**Exercise description**: Look through the listing underneath for "value", and copy every line that has it.

**Given entries**:
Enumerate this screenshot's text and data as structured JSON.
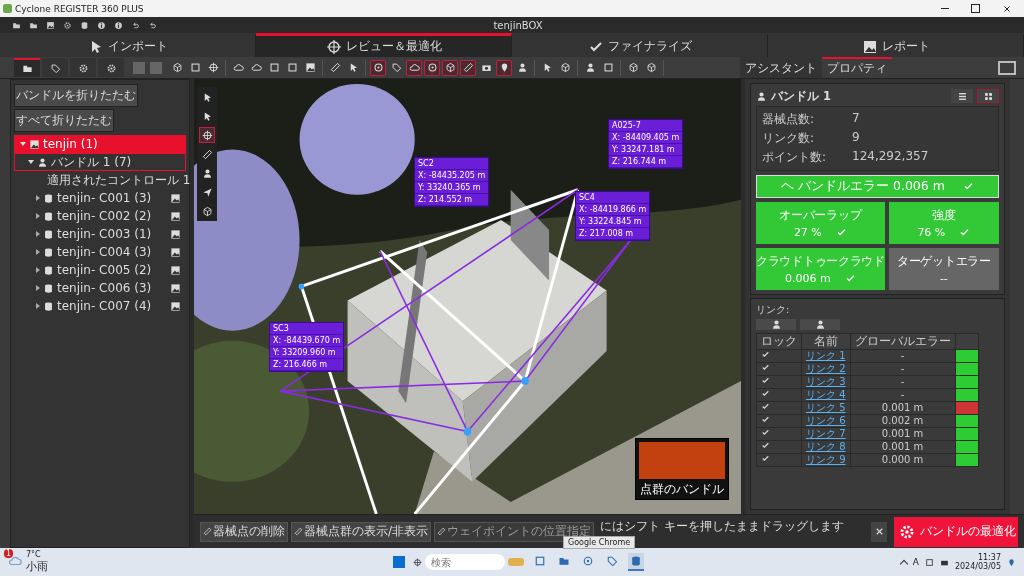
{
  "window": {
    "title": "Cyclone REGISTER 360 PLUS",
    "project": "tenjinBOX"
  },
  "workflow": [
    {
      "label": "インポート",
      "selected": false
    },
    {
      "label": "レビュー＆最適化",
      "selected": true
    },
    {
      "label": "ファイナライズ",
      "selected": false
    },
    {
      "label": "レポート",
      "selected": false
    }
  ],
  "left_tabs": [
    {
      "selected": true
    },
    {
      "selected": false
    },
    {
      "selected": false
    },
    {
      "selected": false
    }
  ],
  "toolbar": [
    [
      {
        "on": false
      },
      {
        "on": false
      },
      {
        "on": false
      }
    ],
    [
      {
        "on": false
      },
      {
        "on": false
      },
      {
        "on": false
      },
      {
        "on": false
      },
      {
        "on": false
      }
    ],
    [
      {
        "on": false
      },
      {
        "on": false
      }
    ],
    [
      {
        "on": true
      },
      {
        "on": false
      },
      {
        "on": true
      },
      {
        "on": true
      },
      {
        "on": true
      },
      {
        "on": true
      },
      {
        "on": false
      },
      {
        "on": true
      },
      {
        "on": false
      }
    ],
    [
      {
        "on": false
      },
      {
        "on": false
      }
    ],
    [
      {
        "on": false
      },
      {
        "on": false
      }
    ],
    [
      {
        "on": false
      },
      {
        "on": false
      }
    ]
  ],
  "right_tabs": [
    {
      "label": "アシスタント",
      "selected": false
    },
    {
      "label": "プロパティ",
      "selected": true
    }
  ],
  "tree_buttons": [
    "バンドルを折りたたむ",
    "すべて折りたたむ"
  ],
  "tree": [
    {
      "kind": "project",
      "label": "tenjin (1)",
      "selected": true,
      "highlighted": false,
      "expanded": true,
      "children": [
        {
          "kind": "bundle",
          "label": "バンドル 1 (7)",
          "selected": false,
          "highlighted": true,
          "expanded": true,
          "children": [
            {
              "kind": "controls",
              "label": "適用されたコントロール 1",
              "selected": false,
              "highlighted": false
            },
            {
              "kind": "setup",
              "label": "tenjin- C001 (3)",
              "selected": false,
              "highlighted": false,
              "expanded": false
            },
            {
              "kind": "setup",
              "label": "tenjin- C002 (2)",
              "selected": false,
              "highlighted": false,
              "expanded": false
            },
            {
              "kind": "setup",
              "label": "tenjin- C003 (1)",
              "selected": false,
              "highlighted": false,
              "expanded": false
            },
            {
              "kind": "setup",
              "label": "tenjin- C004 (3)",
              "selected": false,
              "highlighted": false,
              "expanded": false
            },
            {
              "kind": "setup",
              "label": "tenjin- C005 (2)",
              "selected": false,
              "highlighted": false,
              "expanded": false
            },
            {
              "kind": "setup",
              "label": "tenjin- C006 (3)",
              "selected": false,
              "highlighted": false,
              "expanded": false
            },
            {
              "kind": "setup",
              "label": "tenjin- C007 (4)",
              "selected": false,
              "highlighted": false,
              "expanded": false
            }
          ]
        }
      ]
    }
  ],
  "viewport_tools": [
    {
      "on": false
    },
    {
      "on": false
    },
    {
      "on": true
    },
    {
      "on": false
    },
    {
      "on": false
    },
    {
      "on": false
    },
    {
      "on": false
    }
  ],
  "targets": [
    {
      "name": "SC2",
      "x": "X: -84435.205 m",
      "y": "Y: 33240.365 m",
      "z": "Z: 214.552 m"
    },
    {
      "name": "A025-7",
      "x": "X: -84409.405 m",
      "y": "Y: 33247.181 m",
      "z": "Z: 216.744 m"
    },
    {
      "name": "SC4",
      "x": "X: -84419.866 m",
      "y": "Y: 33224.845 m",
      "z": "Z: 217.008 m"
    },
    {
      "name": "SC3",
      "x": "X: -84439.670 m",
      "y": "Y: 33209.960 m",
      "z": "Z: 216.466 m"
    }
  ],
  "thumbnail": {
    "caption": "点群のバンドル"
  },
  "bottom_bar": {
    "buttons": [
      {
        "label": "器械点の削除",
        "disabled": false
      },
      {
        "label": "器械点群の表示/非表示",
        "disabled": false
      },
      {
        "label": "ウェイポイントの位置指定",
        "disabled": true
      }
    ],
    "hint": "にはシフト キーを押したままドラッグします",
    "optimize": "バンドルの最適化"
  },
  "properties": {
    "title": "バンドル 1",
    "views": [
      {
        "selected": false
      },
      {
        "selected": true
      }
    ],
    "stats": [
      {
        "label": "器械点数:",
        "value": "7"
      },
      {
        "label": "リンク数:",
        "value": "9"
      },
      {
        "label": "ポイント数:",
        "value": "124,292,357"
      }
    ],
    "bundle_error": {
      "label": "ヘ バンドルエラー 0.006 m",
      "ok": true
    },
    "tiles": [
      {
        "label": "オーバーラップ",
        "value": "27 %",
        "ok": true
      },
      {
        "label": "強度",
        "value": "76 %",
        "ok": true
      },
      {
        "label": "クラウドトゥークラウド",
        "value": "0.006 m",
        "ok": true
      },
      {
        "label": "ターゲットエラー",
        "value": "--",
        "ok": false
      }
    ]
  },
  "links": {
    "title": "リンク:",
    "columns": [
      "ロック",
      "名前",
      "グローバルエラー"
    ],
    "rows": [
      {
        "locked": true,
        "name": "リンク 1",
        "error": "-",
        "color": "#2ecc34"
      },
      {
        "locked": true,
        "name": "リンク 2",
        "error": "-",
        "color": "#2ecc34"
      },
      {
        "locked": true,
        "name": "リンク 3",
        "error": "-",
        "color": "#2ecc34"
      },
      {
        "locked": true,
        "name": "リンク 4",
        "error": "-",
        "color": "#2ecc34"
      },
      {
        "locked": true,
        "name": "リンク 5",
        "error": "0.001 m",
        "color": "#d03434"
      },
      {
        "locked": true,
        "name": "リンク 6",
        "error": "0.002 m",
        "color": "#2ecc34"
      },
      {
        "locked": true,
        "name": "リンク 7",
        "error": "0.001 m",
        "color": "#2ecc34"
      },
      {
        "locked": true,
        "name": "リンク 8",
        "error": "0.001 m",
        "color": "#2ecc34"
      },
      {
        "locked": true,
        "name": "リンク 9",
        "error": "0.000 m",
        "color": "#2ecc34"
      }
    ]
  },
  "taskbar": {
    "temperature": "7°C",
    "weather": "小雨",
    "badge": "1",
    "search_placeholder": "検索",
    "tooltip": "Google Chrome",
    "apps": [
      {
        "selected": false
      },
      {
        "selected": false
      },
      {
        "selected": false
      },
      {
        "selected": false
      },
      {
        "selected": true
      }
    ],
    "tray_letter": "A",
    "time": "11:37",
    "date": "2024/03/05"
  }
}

**Written solution**:
        "value": "7"
        "value": "9"
        "value": "124,292,357"
        "value": "27 %",
        "value": "76 %",
        "value": "0.006 m",
        "value": "--",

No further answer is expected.